Please return each of the entries exactly, minus their pictures.

########################################

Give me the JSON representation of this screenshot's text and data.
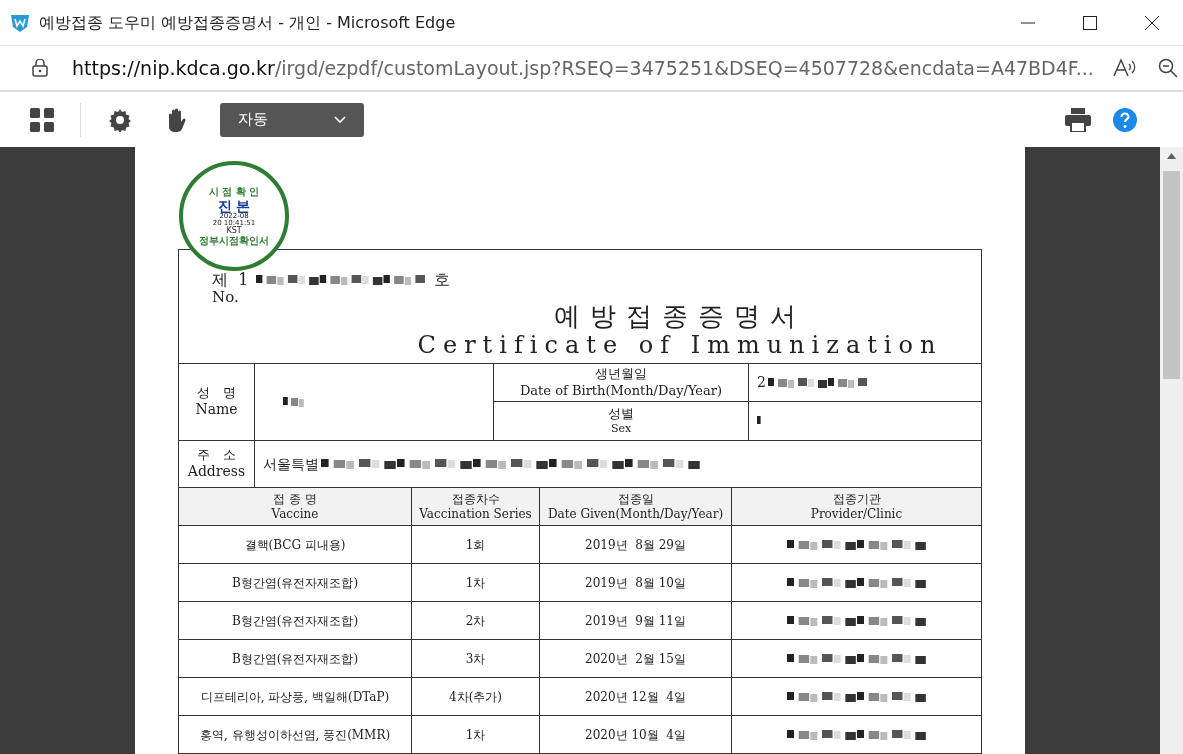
{
  "window": {
    "title": "예방접종 도우미 예방접종증명서 - 개인 - Microsoft Edge",
    "url_host": "https://nip.kdca.go.kr",
    "url_path": "/irgd/ezpdf/customLayout.jsp?RSEQ=3475251&DSEQ=4507728&encdata=A47BD4F..."
  },
  "toolbar": {
    "zoom": "자동"
  },
  "stamp": {
    "top": "시 점 확 인",
    "middle": "진 본",
    "date": "2022-08",
    "time": "20 10:41:51",
    "zone": "KST",
    "bottom": "정부시점확인서"
  },
  "document": {
    "number_prefix": "제  1",
    "number_suffix": "호",
    "number_label": "No.",
    "title_ko": "예방접종증명서",
    "title_en": "Certificate of Immunization",
    "name_label_ko": "성   명",
    "name_label_en": "Name",
    "dob_label_ko": "생년월일",
    "dob_label_en": "Date of Birth(Month/Day/Year)",
    "dob_value": "2",
    "sex_label_ko": "성별",
    "sex_label_en": "Sex",
    "address_label_ko": "주   소",
    "address_label_en": "Address",
    "address_value": "서울특별"
  },
  "table": {
    "columns": [
      {
        "ko": "접 종 명",
        "en": "Vaccine"
      },
      {
        "ko": "접종차수",
        "en": "Vaccination Series"
      },
      {
        "ko": "접종일",
        "en": "Date Given(Month/Day/Year)"
      },
      {
        "ko": "접종기관",
        "en": "Provider/Clinic"
      }
    ],
    "rows": [
      {
        "vaccine": "결핵(BCG 피내용)",
        "series": "1회",
        "date": "2019년  8월 29일"
      },
      {
        "vaccine": "B형간염(유전자재조합)",
        "series": "1차",
        "date": "2019년  8월 10일"
      },
      {
        "vaccine": "B형간염(유전자재조합)",
        "series": "2차",
        "date": "2019년  9월 11일"
      },
      {
        "vaccine": "B형간염(유전자재조합)",
        "series": "3차",
        "date": "2020년  2월 15일"
      },
      {
        "vaccine": "디프테리아, 파상풍, 백일해(DTaP)",
        "series": "4차(추가)",
        "date": "2020년 12월  4일"
      },
      {
        "vaccine": "홍역, 유행성이하선염, 풍진(MMR)",
        "series": "1차",
        "date": "2020년 10월  4일"
      }
    ]
  }
}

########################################

* Exercise output
Give me the JSON representation of this screenshot's text and data.
{
  "window": {
    "title": "예방접종 도우미 예방접종증명서 - 개인 - Microsoft Edge",
    "url_host": "https://nip.kdca.go.kr",
    "url_path": "/irgd/ezpdf/customLayout.jsp?RSEQ=3475251&DSEQ=4507728&encdata=A47BD4F..."
  },
  "toolbar": {
    "zoom": "자동"
  },
  "stamp": {
    "top": "시 점 확 인",
    "middle": "진 본",
    "date": "2022-08",
    "time": "20 10:41:51",
    "zone": "KST",
    "bottom": "정부시점확인서"
  },
  "document": {
    "number_prefix": "제  1",
    "number_suffix": "호",
    "number_label": "No.",
    "title_ko": "예방접종증명서",
    "title_en": "Certificate of Immunization",
    "name_label_ko": "성   명",
    "name_label_en": "Name",
    "dob_label_ko": "생년월일",
    "dob_label_en": "Date of Birth(Month/Day/Year)",
    "dob_value": "2",
    "sex_label_ko": "성별",
    "sex_label_en": "Sex",
    "address_label_ko": "주   소",
    "address_label_en": "Address",
    "address_value": "서울특별"
  },
  "table": {
    "columns": [
      {
        "ko": "접 종 명",
        "en": "Vaccine"
      },
      {
        "ko": "접종차수",
        "en": "Vaccination Series"
      },
      {
        "ko": "접종일",
        "en": "Date Given(Month/Day/Year)"
      },
      {
        "ko": "접종기관",
        "en": "Provider/Clinic"
      }
    ],
    "rows": [
      {
        "vaccine": "결핵(BCG 피내용)",
        "series": "1회",
        "date": "2019년  8월 29일"
      },
      {
        "vaccine": "B형간염(유전자재조합)",
        "series": "1차",
        "date": "2019년  8월 10일"
      },
      {
        "vaccine": "B형간염(유전자재조합)",
        "series": "2차",
        "date": "2019년  9월 11일"
      },
      {
        "vaccine": "B형간염(유전자재조합)",
        "series": "3차",
        "date": "2020년  2월 15일"
      },
      {
        "vaccine": "디프테리아, 파상풍, 백일해(DTaP)",
        "series": "4차(추가)",
        "date": "2020년 12월  4일"
      },
      {
        "vaccine": "홍역, 유행성이하선염, 풍진(MMR)",
        "series": "1차",
        "date": "2020년 10월  4일"
      }
    ]
  }
}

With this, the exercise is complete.